We taxied back, waiting at the threshold for the other trainer who was on final by now to do their touch-and-go, and as they turned onto the crosswind leg, we took the runway and took off. Nice takeoff, nice climb, nice re-entry into the pattern.
We did this two more times, for a total of three landings at Lockhart, keeping a nice spacing with the other airplane. There were little adjustments on each one, but I frankly don't remember one from the other at this point! They were all decent, and all performed within a pretty reasonable margin of each other, but here are the pattern and landing notes I need to work on:
- CENTERLINE alignment. It seems that my sight picture is off. Every time Mark told me to aim for the centerline, which to me it looked right but to him we seemed way left. I can certainly see that when I'm out at base distance, my alignment is poor, but it gets fixed, and I do still favor the left side. Once we're over the numbers, it's pretty close, but it's something I'll work on to be just right.
- THROTTLE FRICTION LOCK. There were several times in the pattern where I made power adjustments for being lower than I wanted to be. Mark said he had noticed the RPMs dropping by 100 or so seemingly without my intention. I tightened the friction lock so that I wasn't moving it inadvertently and it got better. There are still so many factors to hitting the desired altitude, but power being lower than intended is certainly one of them.
After three firm but satisfactory landings, it was time to head back to Austin. This was the time when Mark pointed out that the display on COM1 was unreadable. D'oh. We could hear the other plane, but were not confident that he could hear us. It would not be usable for dialing in Austin approach or anything else. We departed Lockhart, keeping the other plane in sight in case he couldn't hear us, and almost as soon as we were out of the pattern called approach on COM2. They vectored us back in to the north east, then around to join the traffic.
By the time we were in the inner ring of the Class C, it was dark. I could see the blue taxiway lights (which looked greenish-blue to me), but failed to remember that the rest of the runway lights are not omnidirectional and so I was thankful that ATC was helping us to get into the right position. Somewhere on base, the controller said we'd be #2 to land 17L behind the Phenom on final and asked if we had the traffic in sight. I replied that yes, we had the traffic. Mark and I were noting that we had no idea what kind of plane it was, but it was the only thing on final or anywhere nearby for that matter so it must be it. Then the controller asked somewhat pointedly if we had the Phenom in sight, almost like he was calling us on it! I said yes, then Mark pointed out that it would be better to confirm what we know, rather than what ATC is offering; confirming "we see a landing light on final at our 12 o'clock" would have been better. (We were quite far away from it.)
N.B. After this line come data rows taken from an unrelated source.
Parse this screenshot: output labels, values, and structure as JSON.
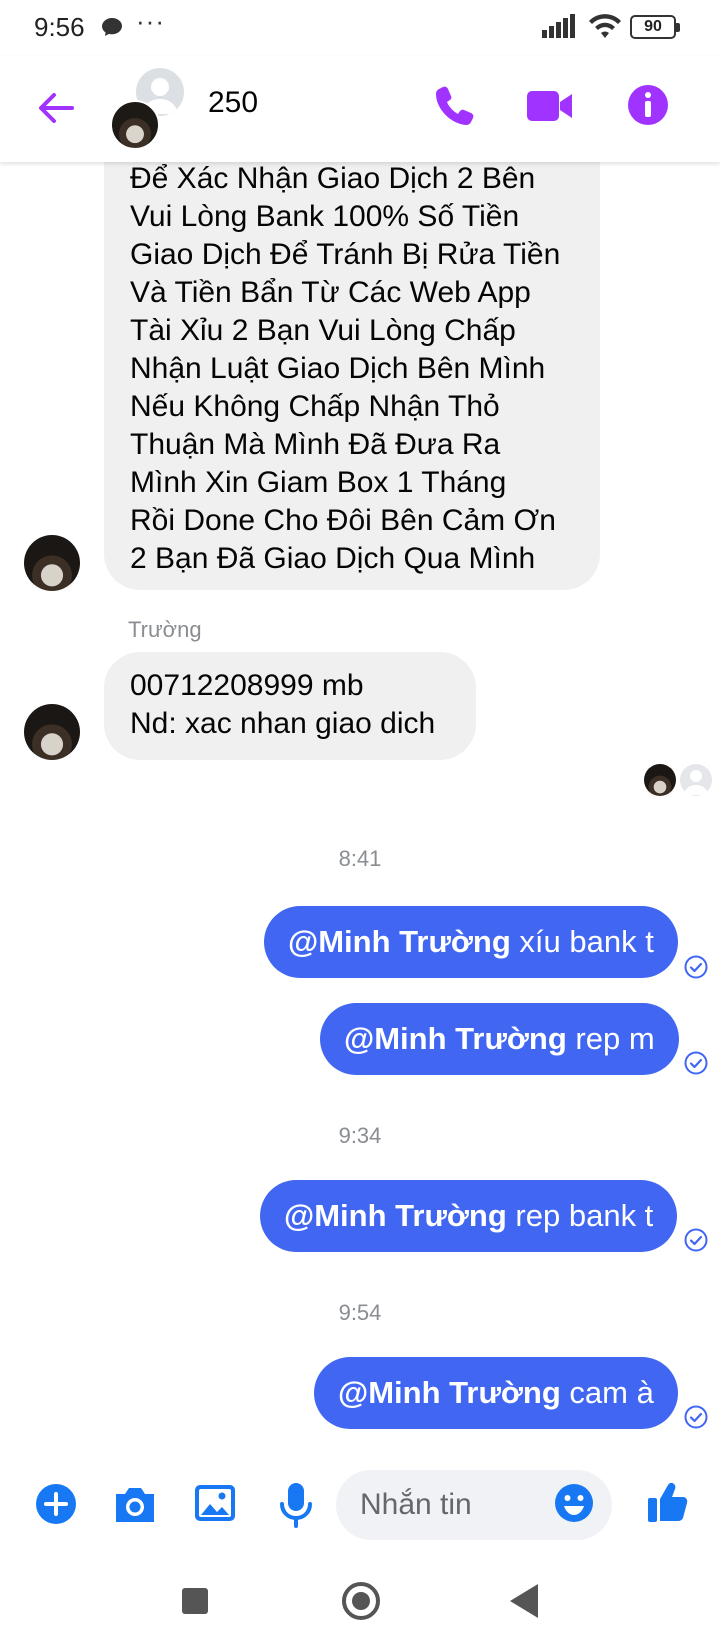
{
  "status_bar": {
    "time": "9:56",
    "more": "···",
    "battery": "90"
  },
  "header": {
    "title": "250",
    "accent_color": "#a033ff"
  },
  "messages": {
    "long_text_lines": [
      "Để Xác Nhận Giao Dịch 2 Bên",
      "Vui Lòng Bank 100% Số Tiền",
      "Giao Dịch Để Tránh Bị Rửa Tiền",
      "Và Tiền Bẩn Từ Các Web App",
      "Tài Xỉu 2 Bạn Vui Lòng Chấp",
      "Nhận Luật Giao Dịch Bên Mình",
      "Nếu Không Chấp Nhận Thỏ",
      "Thuận Mà Mình Đã Đưa Ra",
      "Mình Xin Giam Box 1 Tháng",
      "Rồi Done Cho Đôi Bên Cảm Ơn",
      "2 Bạn Đã Giao Dịch Qua Mình"
    ],
    "sender_name": "Trường",
    "bank_line1": "00712208999 mb",
    "bank_line2": "Nd: xac nhan giao dich",
    "time_1": "8:41",
    "time_2": "9:34",
    "time_3": "9:54",
    "outgoing": [
      {
        "mention": "@Minh Trường",
        "text": " xíu bank t"
      },
      {
        "mention": "@Minh Trường",
        "text": " rep m"
      },
      {
        "mention": "@Minh Trường",
        "text": " rep bank t"
      },
      {
        "mention": "@Minh Trường",
        "text": " cam à"
      }
    ],
    "outgoing_color": "#4167f2"
  },
  "composer": {
    "placeholder": "Nhắn tin"
  }
}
I got to do a landing in the dark but couldn't count it as a night landing since it wasn't officially night. The airport is a Christmas tree at night, that's for sure! This was a time when I called on Mark to be the instructor, helping me navigate back to the FBO. It's very, very different at night. I can stay between the blue edges, but I'm not fresh on picking out the various airport signs in the dark. You might think it'd be easier since they're lit, but alas... :)
All in all it was a really, really good flight and a good time. The non-landing things I need to work on:
- cut the word "for" from my communications (unless necessary, sometimes?). I don't remember specific instances, but imagine responding to an instruction with "whatever for 4AF." Was that "whatever, 44AF"? Avoid the opportunity for confusion. Be efficient and concise.
- respond more quickly. This will come with practice, but I will be aiming to improve on every flight.
I checked the 172R POH supplement covering the radio. It has a self-dimming display, but the user can set the minimum brightness. It's possible that was set too low. It's also possible that the display was just going. Things to check next time.